Even though chart success was eluding them completely by this point, the sisters were gaining momentum as the “German Fräulein Wunders” and were invited to perform in Las Vegas with the likes of Sammy Davis Jr, Louis Armstrong and Duke Ellington in the famous Desert Inn casino. They remained a fixture on the US cabaret circuit for the rest of the decade.
At home, CBS continued to release singles and LPs. Die alte Eisenbahn was followed by a cover of Massiel’s Eurovision winner for Spain, La la la (issued in competition with a version by Heidi Brühl).

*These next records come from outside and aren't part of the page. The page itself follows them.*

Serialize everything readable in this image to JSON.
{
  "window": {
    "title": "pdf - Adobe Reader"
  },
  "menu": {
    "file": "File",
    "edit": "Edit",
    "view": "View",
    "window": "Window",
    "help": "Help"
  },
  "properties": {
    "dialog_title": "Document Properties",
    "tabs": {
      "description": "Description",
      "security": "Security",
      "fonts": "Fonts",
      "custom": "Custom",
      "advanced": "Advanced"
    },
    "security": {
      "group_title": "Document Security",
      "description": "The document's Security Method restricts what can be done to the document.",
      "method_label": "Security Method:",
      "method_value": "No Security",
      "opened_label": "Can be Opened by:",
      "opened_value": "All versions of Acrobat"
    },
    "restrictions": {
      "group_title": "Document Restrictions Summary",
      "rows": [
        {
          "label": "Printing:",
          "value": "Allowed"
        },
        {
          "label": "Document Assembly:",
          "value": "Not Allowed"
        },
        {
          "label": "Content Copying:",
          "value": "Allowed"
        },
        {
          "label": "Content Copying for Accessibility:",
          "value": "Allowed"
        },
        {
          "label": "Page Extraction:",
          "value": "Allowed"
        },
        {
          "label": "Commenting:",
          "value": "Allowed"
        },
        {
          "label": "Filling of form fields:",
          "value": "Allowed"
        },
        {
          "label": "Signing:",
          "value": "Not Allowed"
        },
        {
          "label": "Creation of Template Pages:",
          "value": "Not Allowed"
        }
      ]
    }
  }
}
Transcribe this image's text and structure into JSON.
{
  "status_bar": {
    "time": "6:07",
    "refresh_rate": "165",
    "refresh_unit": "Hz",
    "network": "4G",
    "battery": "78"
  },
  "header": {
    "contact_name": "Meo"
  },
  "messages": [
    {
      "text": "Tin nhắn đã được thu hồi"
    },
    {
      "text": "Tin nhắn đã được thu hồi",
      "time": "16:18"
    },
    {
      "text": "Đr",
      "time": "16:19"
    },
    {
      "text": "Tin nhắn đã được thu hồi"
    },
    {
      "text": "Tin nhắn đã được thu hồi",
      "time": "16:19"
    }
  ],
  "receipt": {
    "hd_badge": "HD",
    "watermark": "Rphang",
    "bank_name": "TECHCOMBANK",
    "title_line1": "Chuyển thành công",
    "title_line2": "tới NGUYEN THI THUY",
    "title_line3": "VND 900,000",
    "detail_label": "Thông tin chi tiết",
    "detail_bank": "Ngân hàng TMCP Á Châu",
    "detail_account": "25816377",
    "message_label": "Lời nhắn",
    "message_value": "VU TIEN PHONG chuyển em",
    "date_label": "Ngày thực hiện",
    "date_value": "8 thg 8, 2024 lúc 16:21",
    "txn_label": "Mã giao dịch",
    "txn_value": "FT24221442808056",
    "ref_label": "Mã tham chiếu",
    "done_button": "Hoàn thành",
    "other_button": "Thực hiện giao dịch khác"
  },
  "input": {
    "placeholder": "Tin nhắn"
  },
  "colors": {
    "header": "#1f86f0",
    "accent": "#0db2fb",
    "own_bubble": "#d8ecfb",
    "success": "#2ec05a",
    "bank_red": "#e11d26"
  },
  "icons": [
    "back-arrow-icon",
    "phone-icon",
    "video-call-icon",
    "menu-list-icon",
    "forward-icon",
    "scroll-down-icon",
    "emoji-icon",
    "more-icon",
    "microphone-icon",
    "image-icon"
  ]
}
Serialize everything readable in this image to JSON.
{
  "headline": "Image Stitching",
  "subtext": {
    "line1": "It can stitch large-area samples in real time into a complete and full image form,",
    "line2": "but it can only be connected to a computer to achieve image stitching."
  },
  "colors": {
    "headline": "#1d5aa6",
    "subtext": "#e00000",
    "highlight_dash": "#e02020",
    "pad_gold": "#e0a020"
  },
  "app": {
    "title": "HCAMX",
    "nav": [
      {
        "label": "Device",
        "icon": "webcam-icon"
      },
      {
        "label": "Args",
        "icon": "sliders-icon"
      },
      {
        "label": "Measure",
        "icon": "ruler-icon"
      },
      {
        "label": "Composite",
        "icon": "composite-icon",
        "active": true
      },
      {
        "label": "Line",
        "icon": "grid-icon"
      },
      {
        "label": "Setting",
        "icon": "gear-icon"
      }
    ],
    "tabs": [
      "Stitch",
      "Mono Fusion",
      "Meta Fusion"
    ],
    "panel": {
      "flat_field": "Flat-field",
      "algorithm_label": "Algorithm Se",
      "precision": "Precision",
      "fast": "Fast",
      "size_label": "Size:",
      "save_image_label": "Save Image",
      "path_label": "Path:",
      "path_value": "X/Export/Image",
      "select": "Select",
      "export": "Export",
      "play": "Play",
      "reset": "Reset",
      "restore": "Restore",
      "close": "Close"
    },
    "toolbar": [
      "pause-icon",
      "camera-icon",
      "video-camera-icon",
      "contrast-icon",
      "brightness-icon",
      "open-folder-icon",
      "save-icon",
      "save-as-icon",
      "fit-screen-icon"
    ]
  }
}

The girls found themselves up against the likes of Siw Malmkvist, France Gall and Renate Kern at the 1968 Deutsche Schlager-Wettbewerb. However, their forgettable Mit dem Pfeil und Bogen didn’t make it into the final round – but the release of their entry is notable for two things: on the sleeve the sisters appeared in silver, Barbarella-like costumes and the B-side was a respectable cover of the international hit Can’t take my eyes off you, Das glücklichste Mädchen der Welt. This single is now a great rarity and fetches three-digit prices on the collectors’ market.
The sisters revived their old moniker Schmannewitzer Heidelerchen one last time for the release of a spoof version of Dorthe’s Wärst du doch in Düsseldorf geblieben (which had finished second at the Schlager-Wettbewerb and became a big hit), called Wärst du Dussel doch im Dorf geblieben.
Later in 1968, they made the surprisingly daring move of appearing in the movie Quartett im Bett with off-beat comedians Insterburg & Co. The film was parody of the Schlager industry and won the prestigious Ernst-Lubitsch-Preis that year. The song Gilbert was released as a single from the accompanying soundtrack LP.
Back in more familiar territory in 1969, they released an LP of folk tunes in a contemporary beat sound, called Aus der Jugenzeit a Go Go. A TV special, Sing sing sing, was accompanied by an LP – the first release issued under the name the Jacob Sisters that the siblings would use from then on. Their next 45, So schnell geht die Liebe vorbei, was a cover of Walkin’ away by the Karlins from Edinburgh, another group of sisters.
By now their image had grown increasingly camp, with over-the-top wigs and costumes – and they even added four white poodles to their onstage line-up.
They tried their luck again at the Deutsche Schlager-Wettbewerb in 1969 with a bizarre performance of the novelty song Auf dem Wege nach Aschaffenburg. They ended up tying with Mary Roos for tenth place, and the song became the last to be issued as a single by the group on CBS.
The 1960s were over and girl groups were considered old fashioned. The sisters made one single in 1970 for the prestigious German Vogue label, Halli hallo (a cover of Ljubka Dimitrovska’s Cibu-ciba), but Vogue fizzled out the same year.
In subsequent years, the sisters did cabaret and released singles sporadically, some of which don’t bear the name of a label and seem self-produced. Most of these were novelty tunes or German spoofs of international hits, such as their cover of Baccara’s Yes sir, I can boogie, sung with a heavy Saxon accent.
For legal reasons they performed as a trio for while. They also made a short-lived reality series for German TV and marketed their own brand of nail polish for dogs (yes, you read that right).
In 2008 the youngest of the siblings, Hannelore, passed away. The three remaining sisters continue to perform and appear regularly on TV.
With thanks to Jens Keller for contributing this profile.